Version Management

The Version number of Nereid and its module have two parts. The first part indicates the version of Tryton the module is written for and the second part indicates the revision of the module for that series of Tryton.

Let us consider the version number, 2.0 indicates that the module works with the Version 2.0 of Tryton and that the module is in the 0.3 revision for the 2.0 series of Tryton.

When a newer, stable version of Tryton is relased by the maintainers, nereid will also be updated to be compatible for the new version. When this is done, the previous version of the module is pushed to maintenance branch.

When updating to a newer series of Tryton, the minor revision begins again from 0.1. For example, if is the last stable version of a nereid module in the 2.4 series and an update to 2.6 series is made, the version of the module would be

Development Versions

To differentiate between a stable version and a development version Tryton uses BSD style even and odd numbers. For example 2.3 indicates a development release of tryton while 2.4 would be the stable version resulting from such development. However, it is not feasible to use the same with Nereid since, we would begin to migrate modules only after a stable version of Tryton would be released.

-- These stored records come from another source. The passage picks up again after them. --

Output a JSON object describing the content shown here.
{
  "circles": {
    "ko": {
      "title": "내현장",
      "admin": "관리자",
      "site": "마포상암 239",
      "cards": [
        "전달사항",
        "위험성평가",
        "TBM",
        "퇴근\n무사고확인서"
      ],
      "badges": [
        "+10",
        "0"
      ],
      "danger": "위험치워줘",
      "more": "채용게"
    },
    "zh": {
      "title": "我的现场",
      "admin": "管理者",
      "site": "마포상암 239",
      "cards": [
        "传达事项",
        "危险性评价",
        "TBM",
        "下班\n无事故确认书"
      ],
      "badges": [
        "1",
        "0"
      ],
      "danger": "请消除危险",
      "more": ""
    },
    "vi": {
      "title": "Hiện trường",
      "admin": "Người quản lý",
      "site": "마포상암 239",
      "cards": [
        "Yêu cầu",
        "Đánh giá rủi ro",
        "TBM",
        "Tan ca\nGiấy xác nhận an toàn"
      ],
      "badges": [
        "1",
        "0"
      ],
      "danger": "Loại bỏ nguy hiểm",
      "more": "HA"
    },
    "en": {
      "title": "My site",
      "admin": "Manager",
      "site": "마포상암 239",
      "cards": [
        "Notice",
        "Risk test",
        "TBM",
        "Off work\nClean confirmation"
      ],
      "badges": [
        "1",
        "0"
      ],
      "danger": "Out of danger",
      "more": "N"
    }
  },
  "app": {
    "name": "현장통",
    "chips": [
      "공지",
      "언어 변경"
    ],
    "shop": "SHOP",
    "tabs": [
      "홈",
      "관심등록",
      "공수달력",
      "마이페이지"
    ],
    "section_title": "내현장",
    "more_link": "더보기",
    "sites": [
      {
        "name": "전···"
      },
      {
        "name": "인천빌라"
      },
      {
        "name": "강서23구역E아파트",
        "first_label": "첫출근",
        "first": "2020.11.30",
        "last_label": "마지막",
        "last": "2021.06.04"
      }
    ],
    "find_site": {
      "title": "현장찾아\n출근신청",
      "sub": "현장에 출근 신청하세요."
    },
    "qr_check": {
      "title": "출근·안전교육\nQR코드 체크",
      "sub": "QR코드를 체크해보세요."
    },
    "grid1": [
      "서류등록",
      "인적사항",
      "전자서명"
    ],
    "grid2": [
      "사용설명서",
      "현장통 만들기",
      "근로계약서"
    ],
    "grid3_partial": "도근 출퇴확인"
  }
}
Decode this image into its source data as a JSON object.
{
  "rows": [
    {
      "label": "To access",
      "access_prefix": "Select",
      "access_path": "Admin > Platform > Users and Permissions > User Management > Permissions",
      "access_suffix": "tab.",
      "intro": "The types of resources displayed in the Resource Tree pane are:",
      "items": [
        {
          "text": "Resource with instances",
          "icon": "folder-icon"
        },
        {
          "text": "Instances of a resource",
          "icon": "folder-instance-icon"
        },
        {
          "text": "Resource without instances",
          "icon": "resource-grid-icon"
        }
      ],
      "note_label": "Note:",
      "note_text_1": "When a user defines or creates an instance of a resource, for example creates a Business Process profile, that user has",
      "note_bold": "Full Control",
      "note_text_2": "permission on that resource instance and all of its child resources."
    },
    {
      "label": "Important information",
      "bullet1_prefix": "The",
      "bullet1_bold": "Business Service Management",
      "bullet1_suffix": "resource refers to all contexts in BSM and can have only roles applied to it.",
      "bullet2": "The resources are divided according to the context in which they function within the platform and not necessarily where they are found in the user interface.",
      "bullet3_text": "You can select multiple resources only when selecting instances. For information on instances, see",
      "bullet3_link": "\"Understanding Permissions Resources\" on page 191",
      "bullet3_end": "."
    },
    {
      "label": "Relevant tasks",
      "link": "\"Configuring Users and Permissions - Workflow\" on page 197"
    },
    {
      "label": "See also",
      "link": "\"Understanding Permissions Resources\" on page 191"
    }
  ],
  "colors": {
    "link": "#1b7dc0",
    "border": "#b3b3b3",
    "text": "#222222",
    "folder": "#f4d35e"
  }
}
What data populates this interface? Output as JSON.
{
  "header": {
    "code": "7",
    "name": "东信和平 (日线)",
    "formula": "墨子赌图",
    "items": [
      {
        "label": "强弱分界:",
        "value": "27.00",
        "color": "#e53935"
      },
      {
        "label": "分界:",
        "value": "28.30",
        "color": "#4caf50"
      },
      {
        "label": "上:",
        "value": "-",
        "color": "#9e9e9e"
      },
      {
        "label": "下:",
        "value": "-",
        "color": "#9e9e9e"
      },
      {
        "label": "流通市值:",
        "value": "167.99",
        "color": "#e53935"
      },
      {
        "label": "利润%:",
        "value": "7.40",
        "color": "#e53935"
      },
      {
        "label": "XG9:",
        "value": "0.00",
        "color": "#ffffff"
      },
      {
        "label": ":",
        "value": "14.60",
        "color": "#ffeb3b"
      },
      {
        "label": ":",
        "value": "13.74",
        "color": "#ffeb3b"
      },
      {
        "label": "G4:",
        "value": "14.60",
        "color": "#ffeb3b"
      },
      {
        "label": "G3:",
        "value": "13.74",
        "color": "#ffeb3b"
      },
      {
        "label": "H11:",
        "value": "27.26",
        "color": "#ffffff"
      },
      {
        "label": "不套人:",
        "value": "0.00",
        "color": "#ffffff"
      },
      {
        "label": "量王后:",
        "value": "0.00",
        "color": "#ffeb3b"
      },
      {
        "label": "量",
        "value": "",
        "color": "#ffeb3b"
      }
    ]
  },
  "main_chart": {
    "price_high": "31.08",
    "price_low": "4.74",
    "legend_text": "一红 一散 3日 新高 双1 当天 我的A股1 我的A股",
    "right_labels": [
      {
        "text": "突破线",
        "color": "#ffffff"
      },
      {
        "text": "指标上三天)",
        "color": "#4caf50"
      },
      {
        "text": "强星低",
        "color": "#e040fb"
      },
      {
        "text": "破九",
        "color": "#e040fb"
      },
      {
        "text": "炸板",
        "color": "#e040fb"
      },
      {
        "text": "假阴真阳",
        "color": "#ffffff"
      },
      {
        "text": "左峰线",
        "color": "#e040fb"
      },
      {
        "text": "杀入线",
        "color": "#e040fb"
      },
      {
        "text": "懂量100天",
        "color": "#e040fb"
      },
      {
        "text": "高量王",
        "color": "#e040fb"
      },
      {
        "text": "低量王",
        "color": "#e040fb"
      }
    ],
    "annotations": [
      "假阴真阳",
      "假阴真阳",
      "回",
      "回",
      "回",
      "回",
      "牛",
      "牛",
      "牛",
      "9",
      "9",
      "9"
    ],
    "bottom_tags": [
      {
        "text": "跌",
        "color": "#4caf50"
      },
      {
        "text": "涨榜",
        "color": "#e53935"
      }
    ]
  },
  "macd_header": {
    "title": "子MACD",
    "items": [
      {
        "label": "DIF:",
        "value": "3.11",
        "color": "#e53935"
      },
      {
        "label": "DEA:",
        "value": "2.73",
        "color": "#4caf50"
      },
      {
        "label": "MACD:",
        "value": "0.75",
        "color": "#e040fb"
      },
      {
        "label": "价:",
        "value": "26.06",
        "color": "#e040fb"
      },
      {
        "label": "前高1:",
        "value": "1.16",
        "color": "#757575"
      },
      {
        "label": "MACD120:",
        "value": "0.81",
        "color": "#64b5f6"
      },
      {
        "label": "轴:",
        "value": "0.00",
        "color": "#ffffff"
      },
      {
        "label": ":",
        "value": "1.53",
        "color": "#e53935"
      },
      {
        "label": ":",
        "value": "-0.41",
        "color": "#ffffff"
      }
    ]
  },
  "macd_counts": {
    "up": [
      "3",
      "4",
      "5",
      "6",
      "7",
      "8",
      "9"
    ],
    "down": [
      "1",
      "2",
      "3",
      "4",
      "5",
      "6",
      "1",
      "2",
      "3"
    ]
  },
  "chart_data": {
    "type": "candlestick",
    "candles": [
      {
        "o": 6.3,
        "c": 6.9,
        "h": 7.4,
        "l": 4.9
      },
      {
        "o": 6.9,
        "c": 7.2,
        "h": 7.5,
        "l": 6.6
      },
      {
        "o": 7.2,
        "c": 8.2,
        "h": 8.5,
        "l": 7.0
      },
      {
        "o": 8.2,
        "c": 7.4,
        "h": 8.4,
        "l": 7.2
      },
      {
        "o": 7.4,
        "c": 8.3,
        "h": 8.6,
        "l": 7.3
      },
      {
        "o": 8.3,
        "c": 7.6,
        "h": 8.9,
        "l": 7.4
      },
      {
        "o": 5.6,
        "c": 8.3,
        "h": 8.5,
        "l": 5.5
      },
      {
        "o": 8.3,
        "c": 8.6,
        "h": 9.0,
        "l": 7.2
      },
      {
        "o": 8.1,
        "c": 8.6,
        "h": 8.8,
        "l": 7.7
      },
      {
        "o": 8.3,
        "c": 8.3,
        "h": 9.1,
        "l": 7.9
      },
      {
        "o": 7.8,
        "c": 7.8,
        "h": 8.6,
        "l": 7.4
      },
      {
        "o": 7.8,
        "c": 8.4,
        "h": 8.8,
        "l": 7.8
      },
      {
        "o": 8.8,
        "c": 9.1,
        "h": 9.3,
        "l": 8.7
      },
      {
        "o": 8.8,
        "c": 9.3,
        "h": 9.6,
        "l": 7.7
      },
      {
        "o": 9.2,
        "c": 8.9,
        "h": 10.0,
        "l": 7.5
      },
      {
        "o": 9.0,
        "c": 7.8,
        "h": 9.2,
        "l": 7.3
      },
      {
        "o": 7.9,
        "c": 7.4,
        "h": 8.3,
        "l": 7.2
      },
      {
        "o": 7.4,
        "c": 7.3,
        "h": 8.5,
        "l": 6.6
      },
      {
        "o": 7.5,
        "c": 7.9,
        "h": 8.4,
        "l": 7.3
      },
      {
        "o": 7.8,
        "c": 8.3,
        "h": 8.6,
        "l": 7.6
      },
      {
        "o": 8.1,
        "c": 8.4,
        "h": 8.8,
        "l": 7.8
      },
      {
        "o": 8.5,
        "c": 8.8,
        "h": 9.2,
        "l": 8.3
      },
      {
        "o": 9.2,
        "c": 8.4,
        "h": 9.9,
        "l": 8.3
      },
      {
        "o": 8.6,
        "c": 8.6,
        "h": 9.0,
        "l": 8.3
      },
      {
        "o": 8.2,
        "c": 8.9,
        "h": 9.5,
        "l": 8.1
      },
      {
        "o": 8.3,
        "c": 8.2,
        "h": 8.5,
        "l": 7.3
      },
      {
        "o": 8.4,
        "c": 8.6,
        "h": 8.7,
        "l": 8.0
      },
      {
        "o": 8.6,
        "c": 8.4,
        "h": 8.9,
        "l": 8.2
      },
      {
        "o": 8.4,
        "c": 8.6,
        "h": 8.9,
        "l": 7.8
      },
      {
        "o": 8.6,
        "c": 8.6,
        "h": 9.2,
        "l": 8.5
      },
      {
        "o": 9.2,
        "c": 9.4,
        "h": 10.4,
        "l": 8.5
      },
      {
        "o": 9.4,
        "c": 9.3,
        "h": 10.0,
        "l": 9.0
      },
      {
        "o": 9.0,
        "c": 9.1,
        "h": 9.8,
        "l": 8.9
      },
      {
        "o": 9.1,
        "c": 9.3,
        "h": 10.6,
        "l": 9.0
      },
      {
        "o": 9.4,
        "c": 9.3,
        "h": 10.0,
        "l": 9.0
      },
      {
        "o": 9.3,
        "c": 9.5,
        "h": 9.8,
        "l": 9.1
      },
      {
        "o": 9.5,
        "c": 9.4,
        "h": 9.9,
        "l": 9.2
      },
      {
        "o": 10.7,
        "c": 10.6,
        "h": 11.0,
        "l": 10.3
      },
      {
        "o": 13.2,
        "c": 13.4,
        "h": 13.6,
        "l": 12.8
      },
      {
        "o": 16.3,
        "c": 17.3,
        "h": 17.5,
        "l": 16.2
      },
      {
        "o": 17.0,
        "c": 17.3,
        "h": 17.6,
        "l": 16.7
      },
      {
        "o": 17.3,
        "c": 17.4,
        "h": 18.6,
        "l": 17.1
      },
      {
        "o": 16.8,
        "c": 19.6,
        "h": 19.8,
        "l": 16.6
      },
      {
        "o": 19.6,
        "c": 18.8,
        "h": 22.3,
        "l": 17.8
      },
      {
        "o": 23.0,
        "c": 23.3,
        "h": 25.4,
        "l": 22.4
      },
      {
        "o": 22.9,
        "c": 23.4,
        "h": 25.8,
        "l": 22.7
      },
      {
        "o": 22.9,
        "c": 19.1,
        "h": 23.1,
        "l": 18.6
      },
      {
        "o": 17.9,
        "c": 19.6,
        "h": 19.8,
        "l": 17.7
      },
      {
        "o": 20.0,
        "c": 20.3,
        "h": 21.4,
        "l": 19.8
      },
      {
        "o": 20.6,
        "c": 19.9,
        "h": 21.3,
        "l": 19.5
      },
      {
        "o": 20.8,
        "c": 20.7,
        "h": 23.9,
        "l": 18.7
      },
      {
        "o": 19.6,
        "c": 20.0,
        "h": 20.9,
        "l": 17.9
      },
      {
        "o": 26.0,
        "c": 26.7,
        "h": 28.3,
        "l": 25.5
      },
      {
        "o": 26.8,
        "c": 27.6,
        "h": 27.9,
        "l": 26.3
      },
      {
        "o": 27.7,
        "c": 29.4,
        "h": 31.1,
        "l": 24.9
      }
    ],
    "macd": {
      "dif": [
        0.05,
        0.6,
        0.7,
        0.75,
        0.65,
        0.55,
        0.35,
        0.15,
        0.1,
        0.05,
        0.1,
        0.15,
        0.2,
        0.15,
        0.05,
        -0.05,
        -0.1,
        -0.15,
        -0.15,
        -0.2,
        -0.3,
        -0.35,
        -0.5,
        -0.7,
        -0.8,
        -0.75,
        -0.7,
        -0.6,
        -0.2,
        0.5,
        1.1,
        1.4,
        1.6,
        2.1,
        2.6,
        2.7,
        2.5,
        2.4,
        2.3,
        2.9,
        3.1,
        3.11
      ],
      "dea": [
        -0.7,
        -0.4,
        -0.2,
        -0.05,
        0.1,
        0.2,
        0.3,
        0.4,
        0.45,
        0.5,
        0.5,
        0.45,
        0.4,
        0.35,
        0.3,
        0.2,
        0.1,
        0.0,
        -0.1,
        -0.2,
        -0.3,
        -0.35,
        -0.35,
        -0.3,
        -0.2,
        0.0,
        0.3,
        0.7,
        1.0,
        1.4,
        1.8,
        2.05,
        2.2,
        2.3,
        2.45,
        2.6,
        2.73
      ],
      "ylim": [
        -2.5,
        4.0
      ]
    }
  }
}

Therefore, it is necessary to identify if the revision you see on the repository is a stable tip or a development one. For the same, we suffix the version number with dev. Note that the development version is a version before

>>> from pkg_resources import parse_version
>>> parse_version('') < parse_version('')

Maintenance Branch

Maintenance branches of current revisions are created whenever a newer version of Tryton is available and the module is updated to the newer version. As of now, the latest available stable release of Tryton is 2.4 and the upcoming 2.6 release has a major change to include the active record design pattern. When the 2.6 version is released the current master branch will be checked out to a new branch called 2.4-maintenance and no further active development will be done on it.

At any point of time, the number of previous releases maintained would be the same as that of Tryton. For example if Tryton release management team stops maintaining version 2.0, the same would happen with Nereid.


Critical bug fixes and security updates will be performed on maintenace releases.